___ Data listing ___

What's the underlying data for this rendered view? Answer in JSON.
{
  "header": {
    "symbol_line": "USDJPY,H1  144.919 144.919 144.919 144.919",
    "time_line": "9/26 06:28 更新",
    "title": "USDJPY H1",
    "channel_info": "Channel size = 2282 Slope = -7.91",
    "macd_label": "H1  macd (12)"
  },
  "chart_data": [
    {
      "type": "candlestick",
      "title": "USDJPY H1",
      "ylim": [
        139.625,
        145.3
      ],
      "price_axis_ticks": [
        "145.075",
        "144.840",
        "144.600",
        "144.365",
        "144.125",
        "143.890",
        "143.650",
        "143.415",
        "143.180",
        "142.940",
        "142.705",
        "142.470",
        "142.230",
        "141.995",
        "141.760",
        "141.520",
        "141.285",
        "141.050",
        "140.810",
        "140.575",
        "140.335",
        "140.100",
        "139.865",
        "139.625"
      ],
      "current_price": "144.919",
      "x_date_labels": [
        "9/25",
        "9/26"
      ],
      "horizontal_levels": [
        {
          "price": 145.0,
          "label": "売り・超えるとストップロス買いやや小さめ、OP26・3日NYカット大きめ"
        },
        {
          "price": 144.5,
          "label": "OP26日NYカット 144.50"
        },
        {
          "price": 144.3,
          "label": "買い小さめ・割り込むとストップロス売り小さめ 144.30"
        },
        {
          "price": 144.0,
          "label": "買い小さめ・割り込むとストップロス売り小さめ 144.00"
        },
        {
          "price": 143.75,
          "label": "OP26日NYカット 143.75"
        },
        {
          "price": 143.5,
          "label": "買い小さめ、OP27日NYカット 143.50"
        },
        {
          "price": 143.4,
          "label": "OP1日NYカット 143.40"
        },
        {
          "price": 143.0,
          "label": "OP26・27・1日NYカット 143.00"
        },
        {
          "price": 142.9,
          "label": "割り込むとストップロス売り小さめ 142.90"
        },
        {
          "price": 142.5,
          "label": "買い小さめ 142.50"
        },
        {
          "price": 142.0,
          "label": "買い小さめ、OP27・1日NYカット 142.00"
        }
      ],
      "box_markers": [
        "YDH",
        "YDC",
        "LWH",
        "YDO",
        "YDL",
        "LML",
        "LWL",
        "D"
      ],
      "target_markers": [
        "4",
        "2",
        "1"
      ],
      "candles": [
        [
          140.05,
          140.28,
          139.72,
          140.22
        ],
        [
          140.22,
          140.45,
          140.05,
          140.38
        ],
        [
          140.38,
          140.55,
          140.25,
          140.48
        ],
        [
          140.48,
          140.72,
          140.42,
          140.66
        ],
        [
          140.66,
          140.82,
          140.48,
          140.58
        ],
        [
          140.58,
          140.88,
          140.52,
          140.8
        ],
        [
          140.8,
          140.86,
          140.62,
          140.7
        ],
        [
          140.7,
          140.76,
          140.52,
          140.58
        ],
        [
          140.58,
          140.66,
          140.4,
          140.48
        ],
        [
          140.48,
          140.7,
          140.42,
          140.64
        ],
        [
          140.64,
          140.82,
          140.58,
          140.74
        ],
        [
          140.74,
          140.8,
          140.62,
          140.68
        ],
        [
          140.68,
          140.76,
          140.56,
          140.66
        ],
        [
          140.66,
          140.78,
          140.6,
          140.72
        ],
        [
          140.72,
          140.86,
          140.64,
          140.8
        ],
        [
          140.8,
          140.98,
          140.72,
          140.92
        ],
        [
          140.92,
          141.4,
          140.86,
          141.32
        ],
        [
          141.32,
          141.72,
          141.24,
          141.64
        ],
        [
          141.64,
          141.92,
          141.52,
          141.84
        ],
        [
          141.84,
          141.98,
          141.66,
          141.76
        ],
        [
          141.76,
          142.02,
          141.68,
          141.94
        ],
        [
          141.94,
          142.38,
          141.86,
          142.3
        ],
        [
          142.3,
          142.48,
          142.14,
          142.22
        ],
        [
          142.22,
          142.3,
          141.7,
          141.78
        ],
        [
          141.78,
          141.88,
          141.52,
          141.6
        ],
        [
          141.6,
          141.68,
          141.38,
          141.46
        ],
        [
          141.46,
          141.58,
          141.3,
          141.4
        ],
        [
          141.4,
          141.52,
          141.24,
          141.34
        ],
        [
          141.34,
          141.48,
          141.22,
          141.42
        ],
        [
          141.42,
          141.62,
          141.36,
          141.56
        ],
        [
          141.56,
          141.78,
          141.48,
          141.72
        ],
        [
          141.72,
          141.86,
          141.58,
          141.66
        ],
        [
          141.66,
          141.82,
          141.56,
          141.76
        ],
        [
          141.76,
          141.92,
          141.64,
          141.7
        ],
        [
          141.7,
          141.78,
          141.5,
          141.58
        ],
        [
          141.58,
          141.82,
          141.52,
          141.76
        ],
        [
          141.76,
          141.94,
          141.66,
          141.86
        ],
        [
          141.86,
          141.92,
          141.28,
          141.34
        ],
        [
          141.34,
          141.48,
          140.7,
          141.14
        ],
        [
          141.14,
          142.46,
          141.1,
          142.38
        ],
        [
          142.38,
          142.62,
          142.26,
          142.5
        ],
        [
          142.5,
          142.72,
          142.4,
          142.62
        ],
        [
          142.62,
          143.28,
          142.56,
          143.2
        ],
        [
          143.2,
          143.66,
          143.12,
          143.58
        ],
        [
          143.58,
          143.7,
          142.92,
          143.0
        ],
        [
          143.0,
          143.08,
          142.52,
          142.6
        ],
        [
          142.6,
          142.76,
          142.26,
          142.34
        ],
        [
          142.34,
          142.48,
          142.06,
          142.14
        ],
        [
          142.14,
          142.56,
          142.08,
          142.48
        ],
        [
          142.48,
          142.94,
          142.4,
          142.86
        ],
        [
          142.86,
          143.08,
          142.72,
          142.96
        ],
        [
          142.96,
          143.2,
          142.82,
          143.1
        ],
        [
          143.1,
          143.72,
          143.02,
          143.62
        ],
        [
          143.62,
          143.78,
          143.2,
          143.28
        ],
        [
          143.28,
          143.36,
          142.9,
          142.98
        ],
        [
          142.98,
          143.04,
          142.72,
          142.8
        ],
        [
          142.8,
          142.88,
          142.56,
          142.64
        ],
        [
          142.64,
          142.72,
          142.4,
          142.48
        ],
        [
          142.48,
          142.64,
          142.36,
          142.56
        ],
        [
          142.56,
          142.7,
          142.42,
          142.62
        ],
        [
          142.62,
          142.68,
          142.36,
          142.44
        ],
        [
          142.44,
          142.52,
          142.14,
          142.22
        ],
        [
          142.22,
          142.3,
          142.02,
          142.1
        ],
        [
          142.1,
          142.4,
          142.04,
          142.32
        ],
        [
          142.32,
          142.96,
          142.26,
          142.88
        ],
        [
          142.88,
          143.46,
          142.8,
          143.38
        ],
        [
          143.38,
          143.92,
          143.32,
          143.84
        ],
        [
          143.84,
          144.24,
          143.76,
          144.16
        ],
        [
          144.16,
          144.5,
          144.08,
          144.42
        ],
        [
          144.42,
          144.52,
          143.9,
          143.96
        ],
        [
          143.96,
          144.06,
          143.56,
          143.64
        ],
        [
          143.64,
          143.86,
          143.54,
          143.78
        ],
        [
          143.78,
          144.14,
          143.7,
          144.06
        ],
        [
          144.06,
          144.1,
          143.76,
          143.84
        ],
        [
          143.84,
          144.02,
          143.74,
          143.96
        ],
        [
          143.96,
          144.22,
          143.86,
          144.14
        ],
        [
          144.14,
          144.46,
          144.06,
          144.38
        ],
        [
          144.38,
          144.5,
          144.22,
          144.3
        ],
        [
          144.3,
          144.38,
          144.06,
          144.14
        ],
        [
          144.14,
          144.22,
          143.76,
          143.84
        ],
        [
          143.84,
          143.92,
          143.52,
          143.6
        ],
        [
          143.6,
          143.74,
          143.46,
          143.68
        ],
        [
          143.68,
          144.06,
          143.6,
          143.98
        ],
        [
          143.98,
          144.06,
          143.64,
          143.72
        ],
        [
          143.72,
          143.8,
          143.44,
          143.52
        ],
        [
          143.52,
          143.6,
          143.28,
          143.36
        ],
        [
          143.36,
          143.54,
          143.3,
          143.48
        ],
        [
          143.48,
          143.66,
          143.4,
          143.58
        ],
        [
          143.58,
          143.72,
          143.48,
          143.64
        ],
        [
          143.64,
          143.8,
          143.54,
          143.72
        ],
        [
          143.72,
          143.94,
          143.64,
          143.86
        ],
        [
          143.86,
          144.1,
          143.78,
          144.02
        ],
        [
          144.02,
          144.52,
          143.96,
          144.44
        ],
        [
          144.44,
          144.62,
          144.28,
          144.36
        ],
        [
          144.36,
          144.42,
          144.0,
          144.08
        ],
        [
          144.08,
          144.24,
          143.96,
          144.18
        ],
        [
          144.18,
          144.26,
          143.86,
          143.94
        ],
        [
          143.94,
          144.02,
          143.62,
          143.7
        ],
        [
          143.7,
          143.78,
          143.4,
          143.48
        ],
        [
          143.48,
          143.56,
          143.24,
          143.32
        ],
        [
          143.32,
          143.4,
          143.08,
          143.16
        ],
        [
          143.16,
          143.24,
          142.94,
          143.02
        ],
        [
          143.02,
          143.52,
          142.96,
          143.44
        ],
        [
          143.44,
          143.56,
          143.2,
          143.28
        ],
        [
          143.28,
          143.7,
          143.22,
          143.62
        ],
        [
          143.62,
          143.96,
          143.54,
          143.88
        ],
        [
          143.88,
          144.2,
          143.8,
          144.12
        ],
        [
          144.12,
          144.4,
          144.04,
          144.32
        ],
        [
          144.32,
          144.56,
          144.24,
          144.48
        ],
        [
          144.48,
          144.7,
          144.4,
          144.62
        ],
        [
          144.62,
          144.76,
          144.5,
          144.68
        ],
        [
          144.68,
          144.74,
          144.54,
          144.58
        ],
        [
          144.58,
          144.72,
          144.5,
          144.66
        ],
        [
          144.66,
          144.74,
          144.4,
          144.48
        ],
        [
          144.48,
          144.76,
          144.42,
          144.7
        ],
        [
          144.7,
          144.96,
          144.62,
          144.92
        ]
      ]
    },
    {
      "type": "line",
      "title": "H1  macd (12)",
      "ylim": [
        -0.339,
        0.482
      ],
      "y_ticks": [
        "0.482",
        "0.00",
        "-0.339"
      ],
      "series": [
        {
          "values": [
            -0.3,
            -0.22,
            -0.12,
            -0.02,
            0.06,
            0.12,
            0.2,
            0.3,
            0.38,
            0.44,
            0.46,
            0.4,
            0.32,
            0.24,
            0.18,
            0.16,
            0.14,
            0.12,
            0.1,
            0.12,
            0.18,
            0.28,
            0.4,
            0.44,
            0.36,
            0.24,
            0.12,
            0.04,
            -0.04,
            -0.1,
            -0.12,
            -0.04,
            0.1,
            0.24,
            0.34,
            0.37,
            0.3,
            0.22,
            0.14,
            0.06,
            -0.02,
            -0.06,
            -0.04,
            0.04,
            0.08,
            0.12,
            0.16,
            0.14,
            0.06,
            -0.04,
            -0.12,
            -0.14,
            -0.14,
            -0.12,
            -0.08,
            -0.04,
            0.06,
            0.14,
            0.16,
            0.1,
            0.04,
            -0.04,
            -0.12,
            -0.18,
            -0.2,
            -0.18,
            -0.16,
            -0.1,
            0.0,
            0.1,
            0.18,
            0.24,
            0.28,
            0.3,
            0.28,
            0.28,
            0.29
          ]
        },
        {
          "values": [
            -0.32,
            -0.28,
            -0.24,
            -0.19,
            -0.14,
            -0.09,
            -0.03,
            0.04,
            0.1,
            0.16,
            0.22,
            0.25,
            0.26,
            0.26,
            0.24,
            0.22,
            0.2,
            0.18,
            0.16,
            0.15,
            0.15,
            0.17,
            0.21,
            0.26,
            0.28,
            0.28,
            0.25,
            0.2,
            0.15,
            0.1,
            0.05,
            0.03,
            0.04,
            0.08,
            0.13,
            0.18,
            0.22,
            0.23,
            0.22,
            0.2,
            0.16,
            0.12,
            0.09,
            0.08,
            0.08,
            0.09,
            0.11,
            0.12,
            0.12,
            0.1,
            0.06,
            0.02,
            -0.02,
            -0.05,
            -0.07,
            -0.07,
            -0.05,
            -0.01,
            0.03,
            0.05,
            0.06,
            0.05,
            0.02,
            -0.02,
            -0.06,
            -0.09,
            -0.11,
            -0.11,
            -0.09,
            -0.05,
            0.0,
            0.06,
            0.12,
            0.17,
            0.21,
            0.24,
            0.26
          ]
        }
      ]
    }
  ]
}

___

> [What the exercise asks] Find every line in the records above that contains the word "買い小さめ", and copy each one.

> [Answer space]
          "label": "買い小さめ・割り込むとストップロス売り小さめ 144.30"
          "label": "買い小さめ・割り込むとストップロス売り小さめ 144.00"
          "label": "買い小さめ、OP27日NYカット 143.50"
          "label": "買い小さめ 142.50"
          "label": "買い小さめ、OP27・1日NYカット 142.00"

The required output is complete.